(Entries from a dataset of interfaces)
________________
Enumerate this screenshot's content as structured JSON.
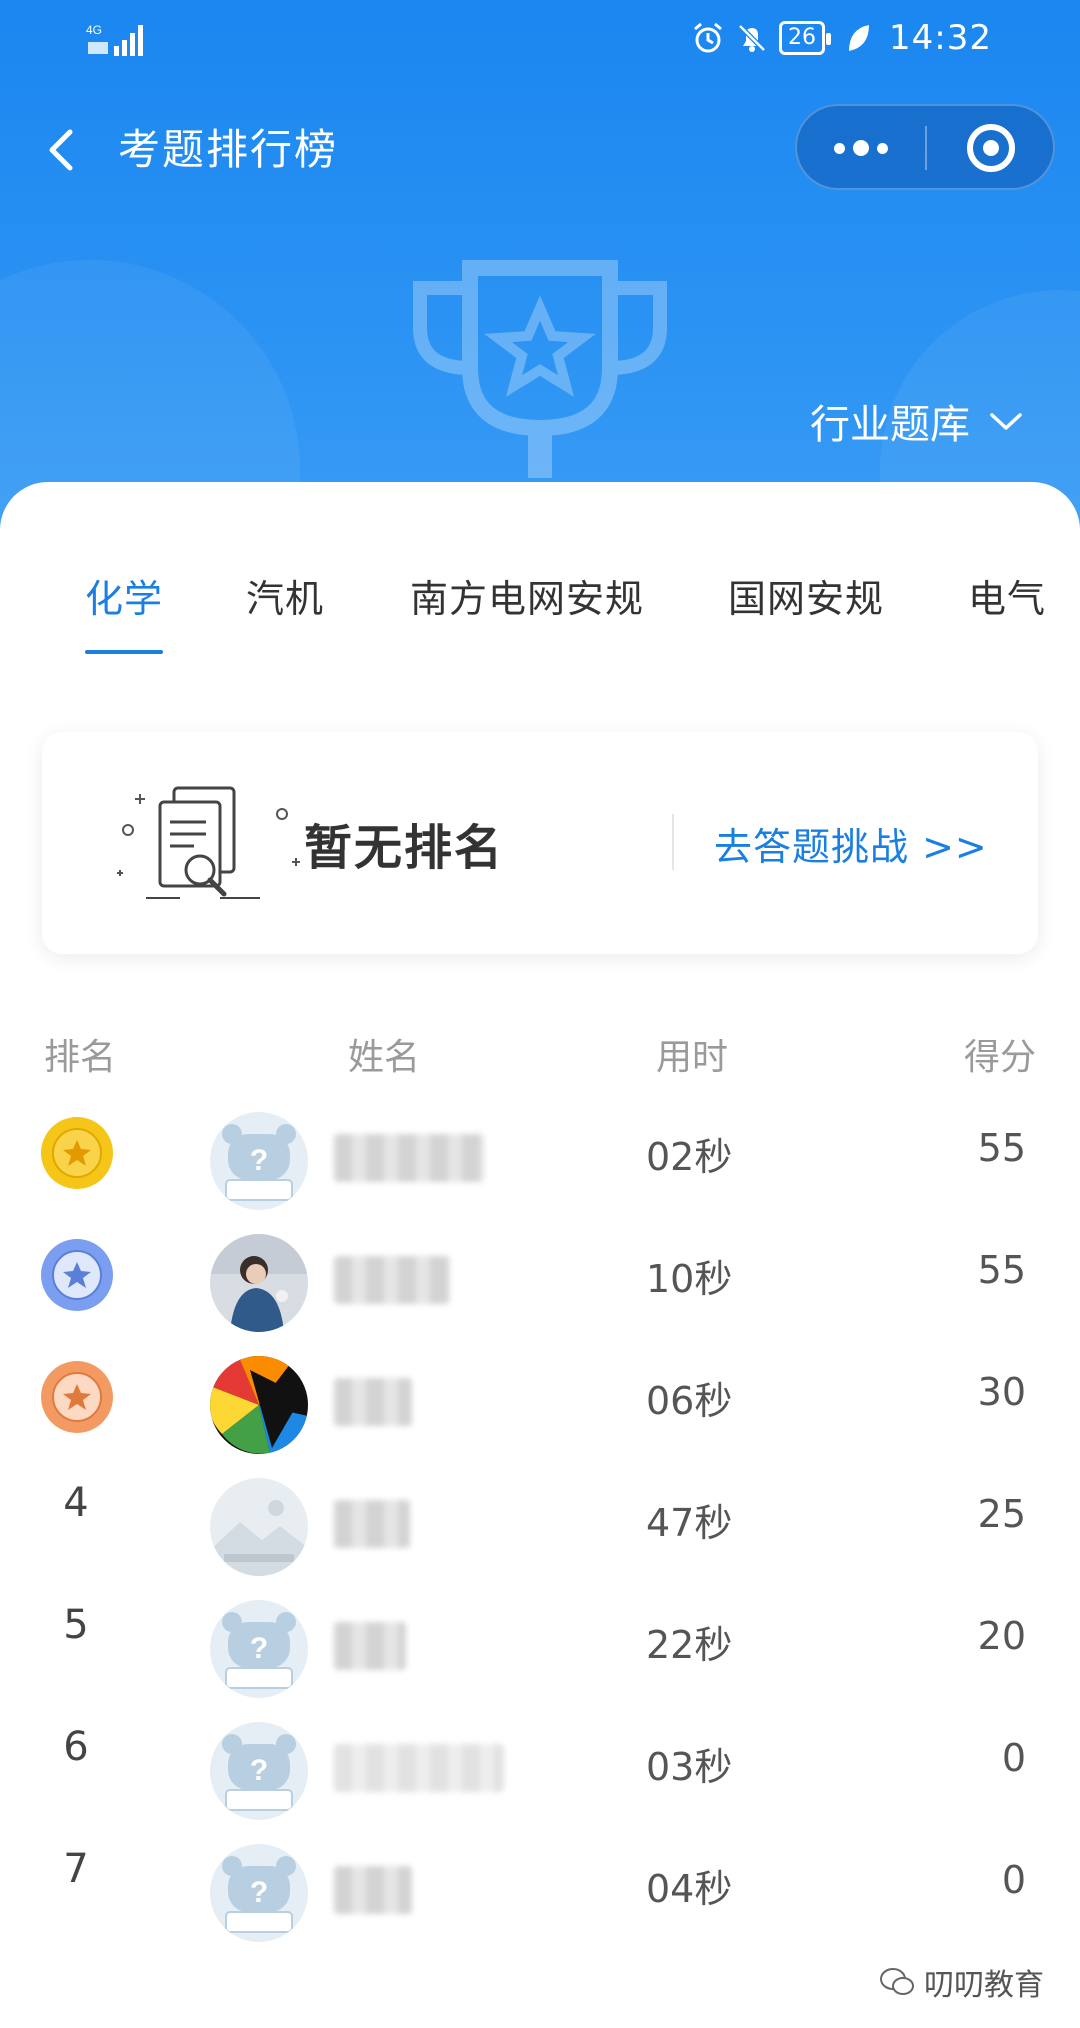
{
  "status_bar": {
    "network": "4G",
    "battery": "26",
    "time": "14:32"
  },
  "nav": {
    "title": "考题排行榜"
  },
  "header": {
    "industry_label": "行业题库"
  },
  "tabs": [
    {
      "label": "化学",
      "active": true
    },
    {
      "label": "汽机",
      "active": false
    },
    {
      "label": "南方电网安规",
      "active": false
    },
    {
      "label": "国网安规",
      "active": false
    },
    {
      "label": "电气",
      "active": false
    }
  ],
  "my_rank": {
    "status": "暂无排名",
    "action": "去答题挑战 >>"
  },
  "table": {
    "headers": {
      "rank": "排名",
      "name": "姓名",
      "time": "用时",
      "score": "得分"
    },
    "rows": [
      {
        "rank": "1",
        "medal": "gold",
        "avatar": "default-avatar",
        "time": "02秒",
        "score": "55"
      },
      {
        "rank": "2",
        "medal": "silver",
        "avatar": "photo-avatar",
        "time": "10秒",
        "score": "55"
      },
      {
        "rank": "3",
        "medal": "bronze",
        "avatar": "colorful-avatar",
        "time": "06秒",
        "score": "30"
      },
      {
        "rank": "4",
        "medal": "",
        "avatar": "placeholder-avatar",
        "time": "47秒",
        "score": "25"
      },
      {
        "rank": "5",
        "medal": "",
        "avatar": "default-avatar",
        "time": "22秒",
        "score": "20"
      },
      {
        "rank": "6",
        "medal": "",
        "avatar": "default-avatar",
        "time": "03秒",
        "score": "0"
      },
      {
        "rank": "7",
        "medal": "",
        "avatar": "default-avatar",
        "time": "04秒",
        "score": "0"
      }
    ]
  },
  "watermark": "叨叨教育",
  "colors": {
    "primary": "#1a7fe0",
    "header_blue": "#2b93f3",
    "gold": "#f5c518",
    "silver": "#6f95e6",
    "bronze": "#f39a63"
  }
}
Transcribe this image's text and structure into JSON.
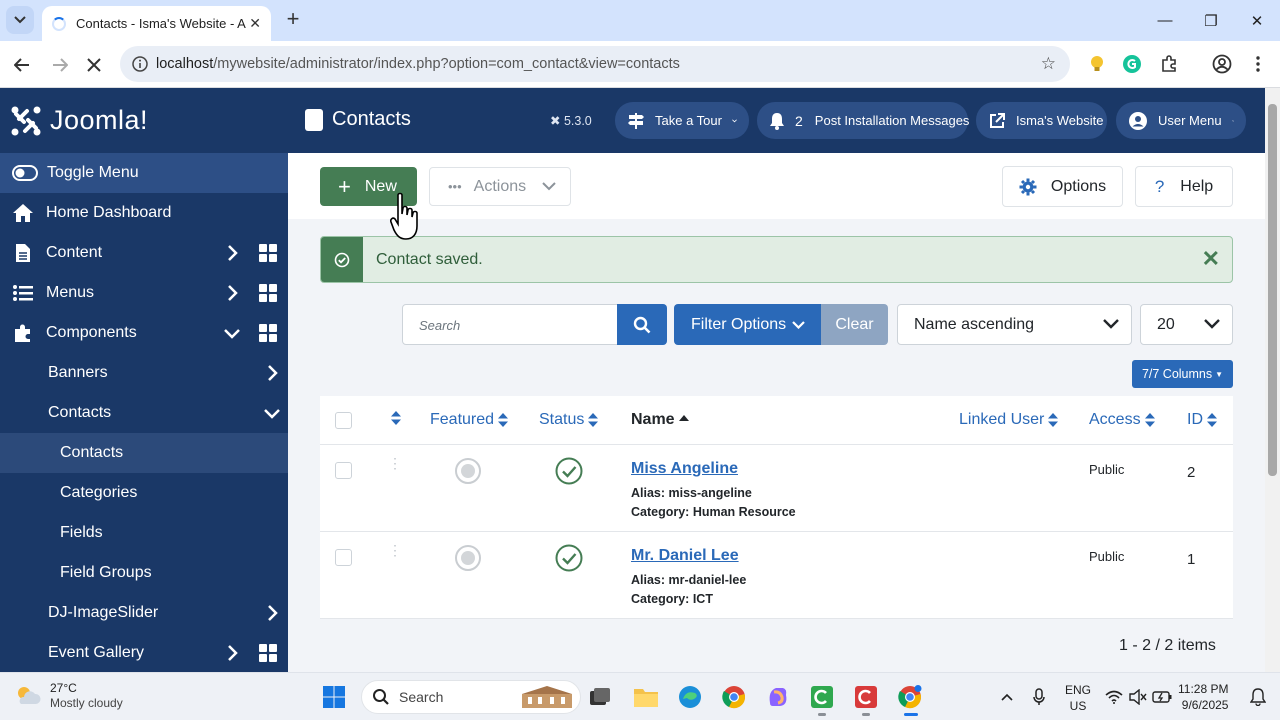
{
  "browser": {
    "tab_title": "Contacts - Isma's Website - Administration",
    "url_host": "localhost",
    "url_path": "/mywebsite/administrator/index.php?option=com_contact&view=contacts"
  },
  "sidebar": {
    "brand": "Joomla!",
    "toggle_label": "Toggle Menu",
    "items": [
      {
        "label": "Home Dashboard"
      },
      {
        "label": "Content"
      },
      {
        "label": "Menus"
      },
      {
        "label": "Components"
      },
      {
        "label": "Banners"
      },
      {
        "label": "Contacts"
      },
      {
        "label": "Contacts"
      },
      {
        "label": "Categories"
      },
      {
        "label": "Fields"
      },
      {
        "label": "Field Groups"
      },
      {
        "label": "DJ-ImageSlider"
      },
      {
        "label": "Event Gallery"
      }
    ]
  },
  "header": {
    "title": "Contacts",
    "version": "5.3.0",
    "tour_label": "Take a Tour",
    "messages_count": "2",
    "messages_label": "Post Installation Messages",
    "site_label": "Isma's Website",
    "user_label": "User Menu"
  },
  "toolbar": {
    "new_label": "New",
    "actions_label": "Actions",
    "options_label": "Options",
    "help_label": "Help"
  },
  "alert": {
    "message": "Contact saved."
  },
  "filters": {
    "search_placeholder": "Search",
    "filter_label": "Filter Options",
    "clear_label": "Clear",
    "sort_value": "Name ascending",
    "limit_value": "20",
    "columns_label": "7/7 Columns"
  },
  "table": {
    "headers": {
      "featured": "Featured",
      "status": "Status",
      "name": "Name",
      "linked_user": "Linked User",
      "access": "Access",
      "id": "ID"
    },
    "rows": [
      {
        "name": "Miss Angeline",
        "alias": "Alias: miss-angeline",
        "category": "Category: Human Resource",
        "access": "Public",
        "id": "2"
      },
      {
        "name": "Mr. Daniel Lee",
        "alias": "Alias: mr-daniel-lee",
        "category": "Category: ICT",
        "access": "Public",
        "id": "1"
      }
    ],
    "pagination": "1 - 2 / 2 items"
  },
  "taskbar": {
    "temperature": "27°C",
    "weather": "Mostly cloudy",
    "search_label": "Search",
    "language": "ENG",
    "region": "US",
    "time": "11:28 PM",
    "date": "9/6/2025"
  },
  "colors": {
    "sidebar_bg": "#1a3867",
    "primary": "#2a69b8",
    "success": "#457d54"
  }
}
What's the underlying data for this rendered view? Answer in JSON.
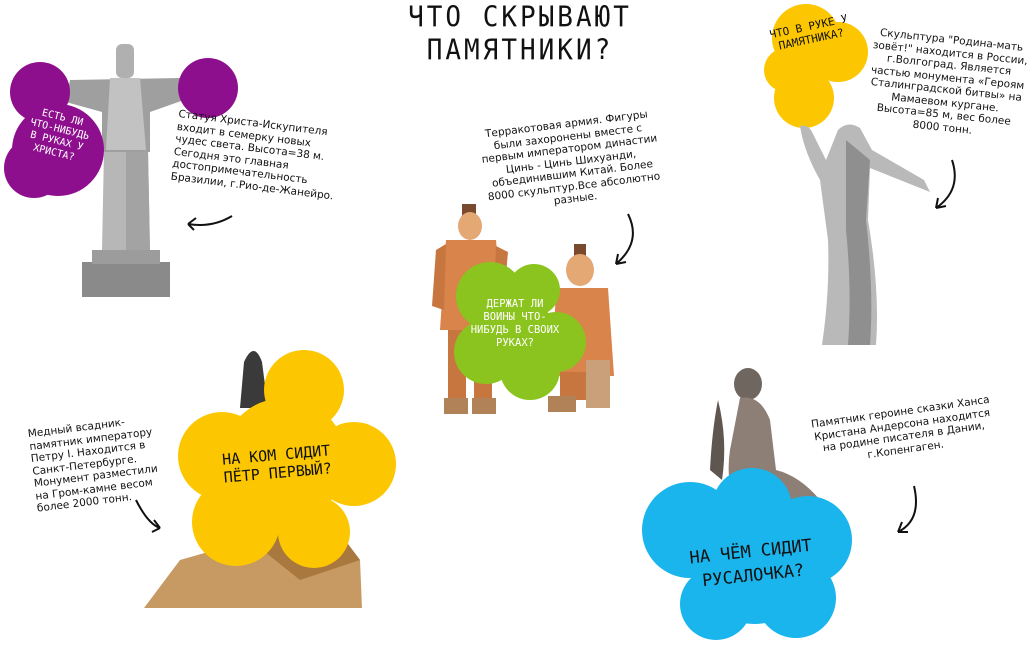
{
  "title": "ЧТО СКРЫВАЮТ ПАМЯТНИКИ?",
  "christ": {
    "question": "ЕСТЬ ЛИ ЧТО-НИБУДЬ В РУКАХ У ХРИСТА?",
    "fact": "Статуя Христа-Искупителя входит в семерку новых чудес света. Высота=38 м. Сегодня это главная достопримечательность Бразилии, г.Рио-де-Жанейро.",
    "color": "#8e0f8e"
  },
  "terracotta": {
    "question": "ДЕРЖАТ ЛИ ВОИНЫ ЧТО-НИБУДЬ В СВОИХ РУКАХ?",
    "fact": "Терракотовая армия. Фигуры были захоронены вместе с первым императором династии Цинь - Цинь Шихуанди, объединившим Китай. Более 8000 скульптур.Все абсолютно разные.",
    "color": "#8cc41f"
  },
  "motherland": {
    "question": "ЧТО В РУКЕ У ПАМЯТНИКА?",
    "fact": "Скульптура \"Родина-мать зовёт!\" находится в России, г.Волгоград. Является частью монумента «Героям Сталинградской битвы» на Мамаевом кургане. Высота=85 м, вес более 8000 тонн.",
    "color": "#fcc700"
  },
  "peter": {
    "question": "НА КОМ СИДИТ ПЁТР ПЕРВЫЙ?",
    "fact": "Медный всадник-памятник императору Петру I. Находится в Санкт-Петербурге. Монумент разместили на Гром-камне весом более 2000 тонн.",
    "color": "#fcc700"
  },
  "mermaid": {
    "question": "НА ЧЁМ СИДИТ РУСАЛОЧКА?",
    "fact": "Памятник героине сказки Ханса Кристана Андерсона находится на родине писателя в Дании, г.Копенгаген.",
    "color": "#19b5ec"
  }
}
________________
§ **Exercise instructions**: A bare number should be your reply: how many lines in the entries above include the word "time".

§ **Result for this exercise**: 10